The morning involved all 40 players where Nicol put players through fundamental skills with drills that brought forth enthusiasm from attendees. Nicol appreciated that some of the Tobago coaches from Friday’s seminar came back to assist. Nicol coaches by example and did as much as his 52-year-old frame could do. If a competitive drill involved the losing team doing a push up, coach Nicol did a push up with them.
Many local coaches spoke of Nicol’s passion for the game. Whatever he models, he gives licence for his players to copy. He models hard work, passion for the game and integrity.
After lunch, Nicol worked on a beginner’s group on dribbling and shooting. He marvelled at how hard it was to practise in the hot sun but remembered he was the one in a foreign land and the locals understood the heat and sun.
After lunch with the sun blazing hot, Nicol began working to pull energy out of the beginner players. The young players worked hard on shooting skills through a variety of drills disguised as games.
However, according to 12-year-old O’Neil Murray, other camps’ coaches shout or yell. “I wish he could be my teacher,” he said of Nicol, who helped develop skills through fun learning games and modelling the kind of energy he wants his players to have.
Nicol has coached 31 years and his main tenant is not only to develop good hard-working players in the short term but good hard-working people in the long term. Working with the older players later in the day, Nicol challenged them to each step up to be leaders. He asked the local talent: “What would happen if you gave 100 per cent to your practice? What example are you giving your teammates? If you shout or cuss at your teammate, will they want to work with you on the court when you don’t work yourself?” With his real-life stories to share, the players were made to think carefully of their own skills and roles on and off the court.
After this motivational speech, Nicol began drawing out offensive and defensive plays.

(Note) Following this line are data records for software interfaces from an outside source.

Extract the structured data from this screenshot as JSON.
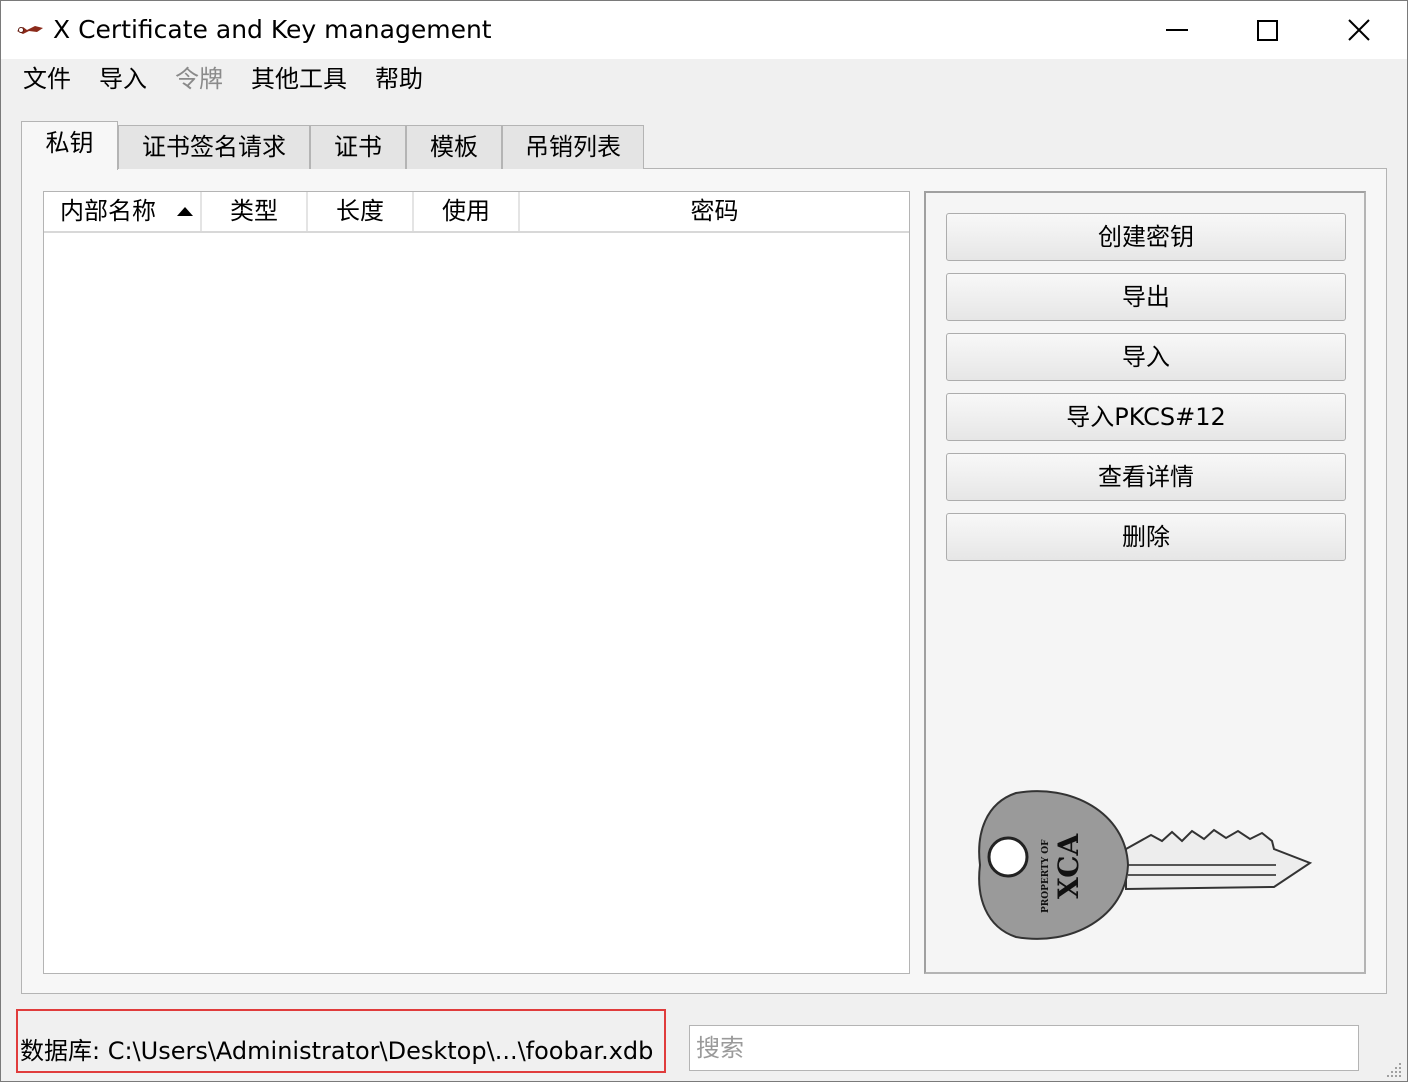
{
  "window": {
    "title": "X Certificate and Key management"
  },
  "menu": {
    "items": [
      "文件",
      "导入",
      "令牌",
      "其他工具",
      "帮助"
    ],
    "disabled": [
      2
    ]
  },
  "tabs": [
    "私钥",
    "证书签名请求",
    "证书",
    "模板",
    "吊销列表"
  ],
  "active_tab": 0,
  "table": {
    "columns": [
      "内部名称",
      "类型",
      "长度",
      "使用",
      "密码"
    ],
    "sorted_column": 0,
    "sort_order": "ascending",
    "rows": []
  },
  "actions": [
    "创建密钥",
    "导出",
    "导入",
    "导入PKCS#12",
    "查看详情",
    "删除"
  ],
  "key_image": {
    "text_small": "PROPERTY OF",
    "text_large": "XCA"
  },
  "status": {
    "database_label": "数据库: C:\\Users\\Administrator\\Desktop\\...\\foobar.xdb"
  },
  "search": {
    "placeholder": "搜索",
    "value": ""
  }
}
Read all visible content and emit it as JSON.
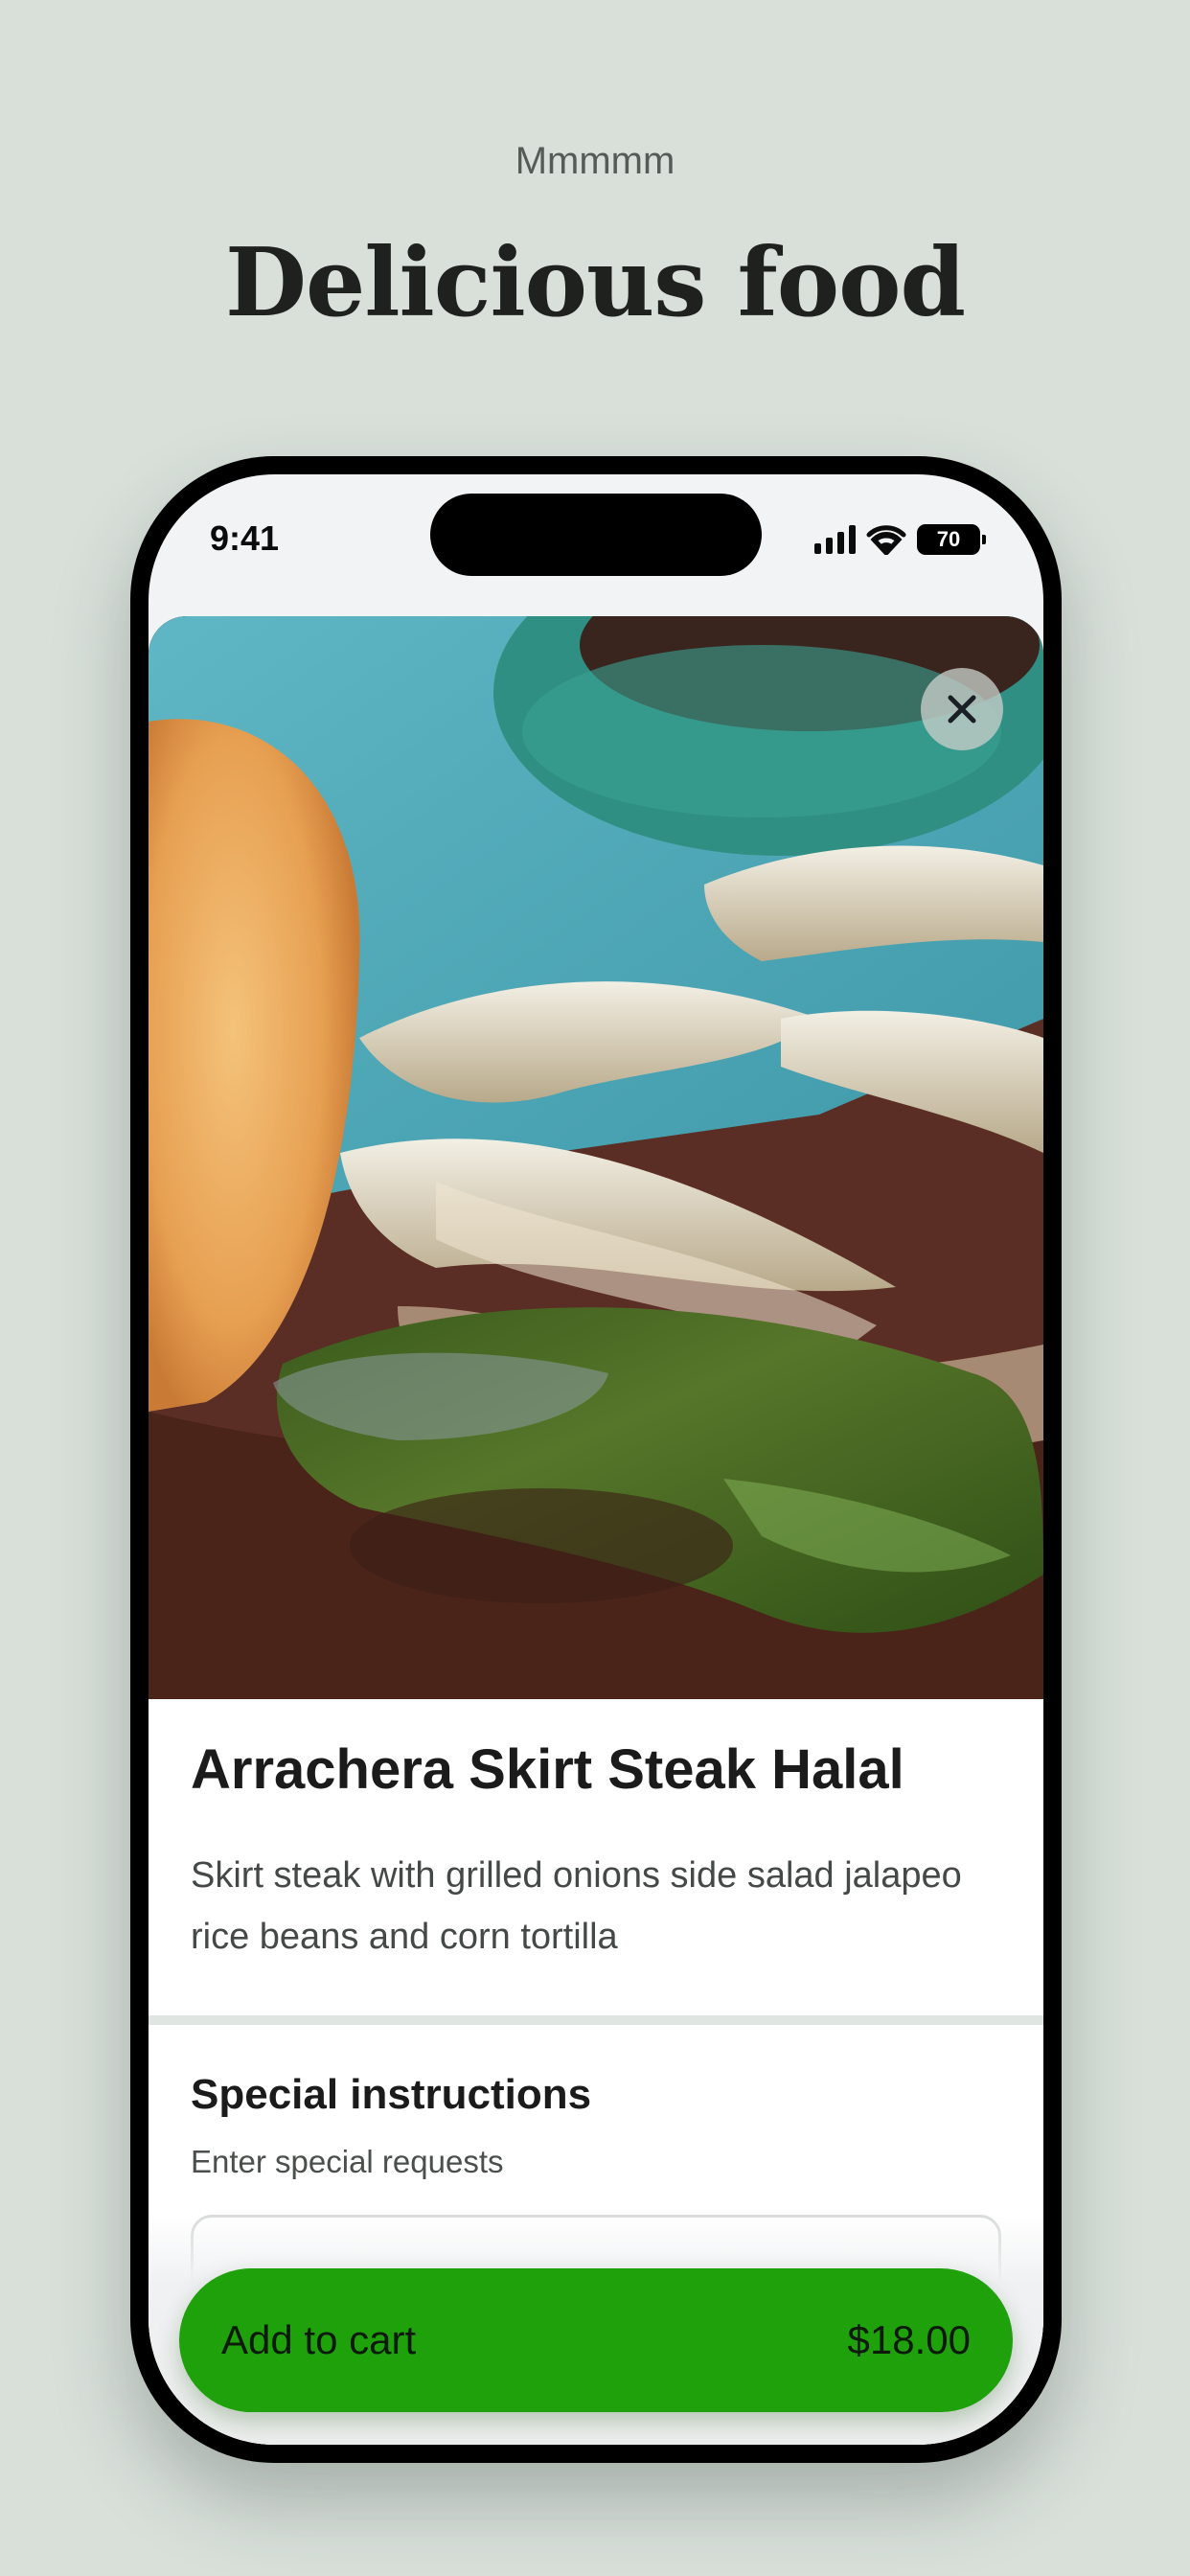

The senior players returned to the court to practise with clouds that only threatened rain. Nicol challenges players to be thinkers about the patterns in offence and defence. He did not shout or belittle players. He gave instructions as a matter-of-fact and embraced player and local coaches’ questions which he took the time to answer. Players and coaches knew at all times what was coming up and what was expected of them which is good for the minds of anyone wanting to learn. Explaining the target for a practice allows players to focus and set their own goals.
For Nicol and his wife Aum the camp was everything they hoped for. With the help of the Tobago House of Assembly Youth and Sport Division, Gerard Franklin, Carolyn Daniel-Smith, and local coaches, the first Hoopnics camp in Tobago may develop into exchanges or a return trip for the Nicols. The Tobago youth embraced Nicol’s coaching style and definitely want more. The best part for the couple was hearing players say, “Coach? You coming tomorrow?”